Original author: Shenchao TechFlow
As inflation-fueled jitters intensify, Atom holders appear to be seeing a glimmer of hope amid widespread anxiety. Recently, the inflation halving proposal #848 was officially launched, aiming to reduce the ATOM inflation rate from approximately 14% to 10%. The passage of this proposal will affect ATOMs Stake annual interest rate, which will drop from approximately 19% to approximately 13.4%. While less inflation means less selling pressure, this has sparked a heated discussion about the pros and cons. Is it a good opportunity to improve the ecology, or does it harm the interests of certain stakeholders?
Research conducted by Blockworks Research points out that ATOM has exorbitant fees to pay for security and therefore recommends transitioning to a fixed supply plan. According to research, almost all 180 validator nodes would be able to break even or make a profit through commissions alone at a maximum inflation rate of 10%. Against this background, Zaki (currently the helmsman of Atom) put forward this eye-catching proposal.
Positive point of view (Yes)
For the Cosmos community, reducing the inflation rate is a long-term benefit, and investors do not like high-inflation tokens. For a long time, Atom itself has lacked the ability to capture value, and excessive inflation is one of the reasons for its continued low price. Interest in APR is also one of the few use cases for Atom. Historically, tokens with high inflation have also tended to have a bad reputation. If Atom continues to maintain high inflation, the following situation will occur: from 370 million today to 2 billion in 2035.
If this proposal is passed, it is expected to reduce the selling pressure of large players and nodes, while promoting the widespread adoption of LSM, allowing ATOM to be widely used in all chains that welcome it, rather than just staking, bringing positive development to the entire ecosystem.
Opposition point of view (No)
However, opponents believe that this proposal has a key flaw, which is to reduce the staking reward from nearly 19% to 13.4%. This large APR drop may dissuade many stakers, posing a threat to the security of the network. Therefore, they advocate that the inflation rate should not be suddenly halved in order to maintain a high level of safety.
On the other hand, the examples of projects such as JUNO, OSMO, and Stargaze have also become arguments for the negative side. The counter argument is that even though they have greatly reduced inflation, prices are still falling rapidly.
Competition for interests: giant whales vs. retail investors
This proposal triggered a fierce battle between retail investors and giant whales in the Cosmos network. Some large nodes were not welcomed by the community. All they needed to do every month was to dump hundreds of thousands of Atoms obtained through staking into the Cosmos network. market. The ultimate beneficiaries of continued high APR are still whales. As mentioned above, the vast majority of nodes can break even or make a profit with just commissions, but large nodes still support not changing inflation, and concerns about network security serve as their excuse.
Future Outlook and Decision Moments
The Cosmos network is playing out a game about the future, and the “NO” option currently has the majority of support.
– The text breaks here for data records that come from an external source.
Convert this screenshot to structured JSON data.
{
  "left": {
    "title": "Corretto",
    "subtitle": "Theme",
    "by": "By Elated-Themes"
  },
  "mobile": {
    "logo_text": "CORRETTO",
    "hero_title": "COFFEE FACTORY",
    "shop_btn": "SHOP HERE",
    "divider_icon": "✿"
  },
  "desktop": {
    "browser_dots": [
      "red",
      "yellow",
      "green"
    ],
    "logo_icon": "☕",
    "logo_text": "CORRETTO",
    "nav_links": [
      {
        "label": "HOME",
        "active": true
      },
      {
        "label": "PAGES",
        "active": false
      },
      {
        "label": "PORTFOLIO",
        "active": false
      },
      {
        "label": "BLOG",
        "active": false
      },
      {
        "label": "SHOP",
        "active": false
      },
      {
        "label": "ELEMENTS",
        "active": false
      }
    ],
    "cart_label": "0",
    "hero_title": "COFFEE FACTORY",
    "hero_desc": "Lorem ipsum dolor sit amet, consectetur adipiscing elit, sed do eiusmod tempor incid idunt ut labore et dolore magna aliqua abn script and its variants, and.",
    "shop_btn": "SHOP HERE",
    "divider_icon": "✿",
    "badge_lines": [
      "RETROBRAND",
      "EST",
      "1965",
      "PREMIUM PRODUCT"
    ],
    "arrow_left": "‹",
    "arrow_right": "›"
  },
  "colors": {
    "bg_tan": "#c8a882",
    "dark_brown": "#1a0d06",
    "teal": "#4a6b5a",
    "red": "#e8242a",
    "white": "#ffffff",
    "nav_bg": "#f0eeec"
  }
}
There are 11 days left until the end of the proposal. The choice we face is to continue to maintain a high inflation rate, or to push up the price of Atom by reducing inflation?
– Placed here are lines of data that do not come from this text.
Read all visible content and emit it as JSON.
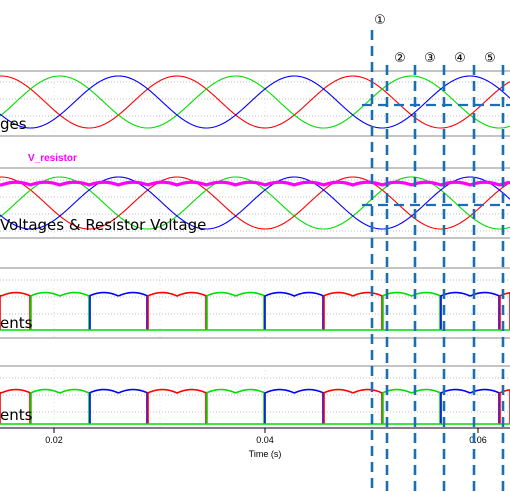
{
  "chart_data": {
    "type": "line",
    "xlabel": "Time (s)",
    "x_ticks": [
      "0.02",
      "0.04",
      "0.06"
    ],
    "colors": {
      "phase_a": "#ff0000",
      "phase_b": "#00dd00",
      "phase_c": "#0000ff",
      "resistor": "#ff00ff",
      "marker": "#1a6fb4"
    },
    "markers": [
      "①",
      "②",
      "③",
      "④",
      "⑤"
    ],
    "panels": [
      {
        "title": "ges",
        "series": [
          {
            "type": "sine",
            "phase": "a"
          },
          {
            "type": "sine",
            "phase": "b"
          },
          {
            "type": "sine",
            "phase": "c"
          }
        ]
      },
      {
        "title": "Voltages & Resistor Voltage",
        "series_label": "V_resistor",
        "series": [
          {
            "type": "sine",
            "phase": "a"
          },
          {
            "type": "sine",
            "phase": "b"
          },
          {
            "type": "sine",
            "phase": "c"
          },
          {
            "type": "rectified_max"
          }
        ]
      },
      {
        "title": "ents",
        "series": [
          {
            "type": "block_current"
          }
        ]
      },
      {
        "title": "ents",
        "series": [
          {
            "type": "block_current"
          }
        ]
      }
    ]
  }
}
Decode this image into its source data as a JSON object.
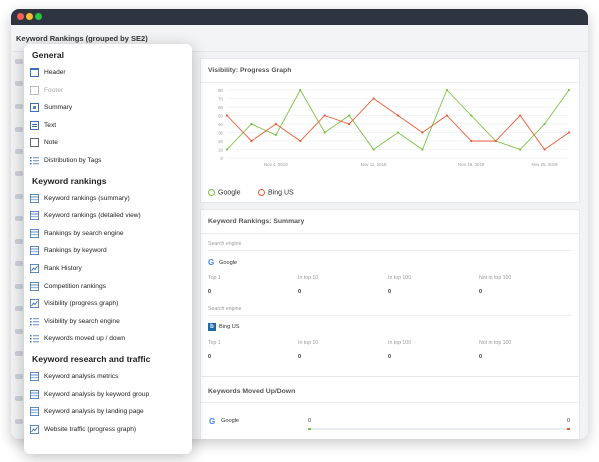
{
  "window": {
    "title": "Keyword Rankings (grouped by SE2)"
  },
  "colors": {
    "titlebar": "#2e3440",
    "dot_red": "#ff5f57",
    "dot_yellow": "#febc2e",
    "dot_green": "#28c840",
    "google": "#7ac143",
    "bing": "#ea5a36",
    "accent": "#3a6fb5"
  },
  "menu": {
    "sections": [
      {
        "title": "General",
        "items": [
          {
            "label": "Header",
            "icon": "header-icon"
          },
          {
            "label": "Footer",
            "icon": "footer-icon",
            "disabled": true
          },
          {
            "label": "Summary",
            "icon": "summary-icon"
          },
          {
            "label": "Text",
            "icon": "text-icon"
          },
          {
            "label": "Note",
            "icon": "note-icon"
          },
          {
            "label": "Distribution by Tags",
            "icon": "list-icon"
          }
        ]
      },
      {
        "title": "Keyword rankings",
        "items": [
          {
            "label": "Keyword rankings (summary)",
            "icon": "table-icon"
          },
          {
            "label": "Keyword rankings (detailed view)",
            "icon": "table-icon"
          },
          {
            "label": "Rankings by search engine",
            "icon": "table-icon"
          },
          {
            "label": "Rankings by keyword",
            "icon": "table-icon"
          },
          {
            "label": "Rank History",
            "icon": "line-chart-icon"
          },
          {
            "label": "Competition rankings",
            "icon": "table-icon"
          },
          {
            "label": "Visibility (progress graph)",
            "icon": "line-chart-icon"
          },
          {
            "label": "Visibility by search engine",
            "icon": "list-icon"
          },
          {
            "label": "Keywords moved up / down",
            "icon": "list-icon"
          }
        ]
      },
      {
        "title": "Keyword research and traffic",
        "items": [
          {
            "label": "Keyword analysis metrics",
            "icon": "table-icon"
          },
          {
            "label": "Keyword analysis by keyword group",
            "icon": "table-icon"
          },
          {
            "label": "Keyword analysis by landing page",
            "icon": "table-icon"
          },
          {
            "label": "Website traffic (progress graph)",
            "icon": "line-chart-icon"
          }
        ]
      }
    ]
  },
  "visibility_panel": {
    "title": "Visibility: Progress Graph",
    "legend": [
      "Google",
      "Bing US"
    ]
  },
  "chart_data": {
    "type": "line",
    "title": "Visibility: Progress Graph",
    "xlabel": "",
    "ylabel": "",
    "ylim": [
      0,
      80
    ],
    "yticks": [
      "80",
      "70",
      "60",
      "50",
      "40",
      "30",
      "20",
      "10",
      "0"
    ],
    "xticks": [
      "Nov 4, 2019",
      "Nov 11, 2019",
      "Nov 18, 2019",
      "Nov 25, 2019"
    ],
    "grid": true,
    "legend_position": "bottom-left",
    "series": [
      {
        "name": "Google",
        "color": "#7ac143",
        "values": [
          10,
          40,
          27,
          80,
          30,
          50,
          10,
          30,
          10,
          80,
          50,
          20,
          10,
          40,
          80
        ]
      },
      {
        "name": "Bing US",
        "color": "#ea5a36",
        "values": [
          50,
          20,
          40,
          20,
          50,
          40,
          70,
          50,
          30,
          50,
          20,
          20,
          50,
          10,
          30
        ]
      }
    ]
  },
  "summary_panel": {
    "title": "Keyword Rankings: Summary",
    "engines": [
      {
        "section_label": "Search engine",
        "name": "Google",
        "columns": [
          "Top 1",
          "In top 10",
          "In top 100",
          "Not in top 100"
        ],
        "values": [
          "0",
          "0",
          "0",
          "0"
        ]
      },
      {
        "section_label": "Search engine",
        "name": "Bing US",
        "columns": [
          "Top 1",
          "In top 10",
          "In top 100",
          "Not in top 100"
        ],
        "values": [
          "0",
          "0",
          "0",
          "0"
        ]
      }
    ]
  },
  "moved_panel": {
    "title": "Keywords Moved Up/Down",
    "rows": [
      {
        "engine": "Google",
        "left_value": "0",
        "right_value": "0"
      }
    ]
  }
}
In my opinion, reducing the inflation rate is a key step for the long-term development of the Cosmos ecosystem. High inflation is not good for the long-term value of Atom and ecological health. Although it is a challenge to balance the issue of reducing inflation and maintaining network security, over the years, 20% inflation has not brought much good development to Atom, and it has only served as a zero-cost money printing machine for whales. Why not think differently? While reducing Atom inflation, use the Cosmos ecosystem to activate another kind of income from Atom? The proposal game has just begun, and the future trend is still confusing. Let the bullets fly for a while.